Before there were hashtags, more than a thousand protesters were arrested for trying to shut Wall Street down for a day ...
Robin Broad and John Cavanagh report from their search for rootedness—the social, environmental, and economic anchoring that sees us through tough times.
With the eyes of the world on mass protests against corporate control of governments, El Salvador debates a new ban on gold mining.
To protect their water supply, Salvadorans are trying to ban corporate gold mining—and facing threats and violence as a result.
Anti-poverty crusaders like Bono call critical attention to what’s wrong with the world. But what if we also showed who’s doing it right?
Vermont is leading the way toward agricultural and economic change.

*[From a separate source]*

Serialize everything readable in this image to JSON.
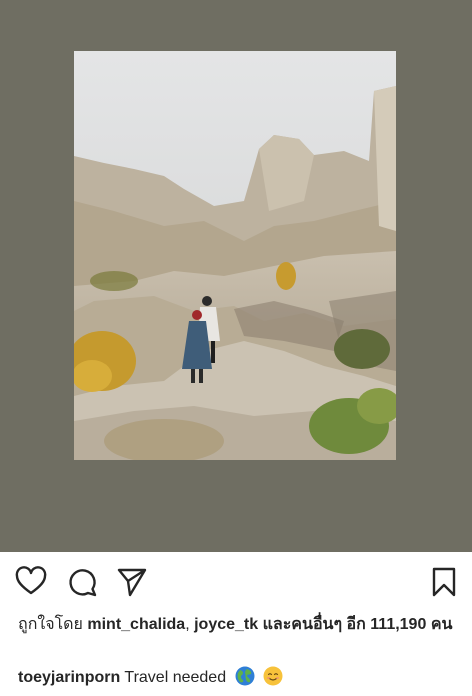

What we can learn from the “Slow Living Summit” about building sustainable futures everywhere.
Local opposition to a proposed road in Trinidad brings new understanding of “progress,” and what it means to be rooted.
Does travel have a place in a future of “rootedness”?
Can the small fishers of Trinidad and Tobago become pillars of a new economy when the oil- and gas-based economy finally runs dry?
With the citizen-backed blockage of a proposed aluminum smelter, is Trinidad and Tobago changing course toward a rooted future?
How a once nutritious grain was transformed into something unhealthy to eat.
As aggression mounts with the rise of food prices worldwide, small-scale farms rooted in local markets could avert international disaster—and lead the way to “food democracy.”
As food prices rise, how can governments support small-scale, sustainable farmers?
Some say that organic farming means going "backwards." These farmers think otherwise.
After decades of chemicals, farmers in the Philippines are seeing the benefits of organic farming. But what convinced them to make the switch in the first place?
Rice farmers in the Philippines go chemical free, community strong.
How the 2008 financial crash redefined what it means to be economically vulnerable.
More and more people, communities, and nations are taking steps to reduce their vulnerability to a volatile global economy.
In an increasingly vulnerable world, we’re searching for rooted communities—and what we can learn from them.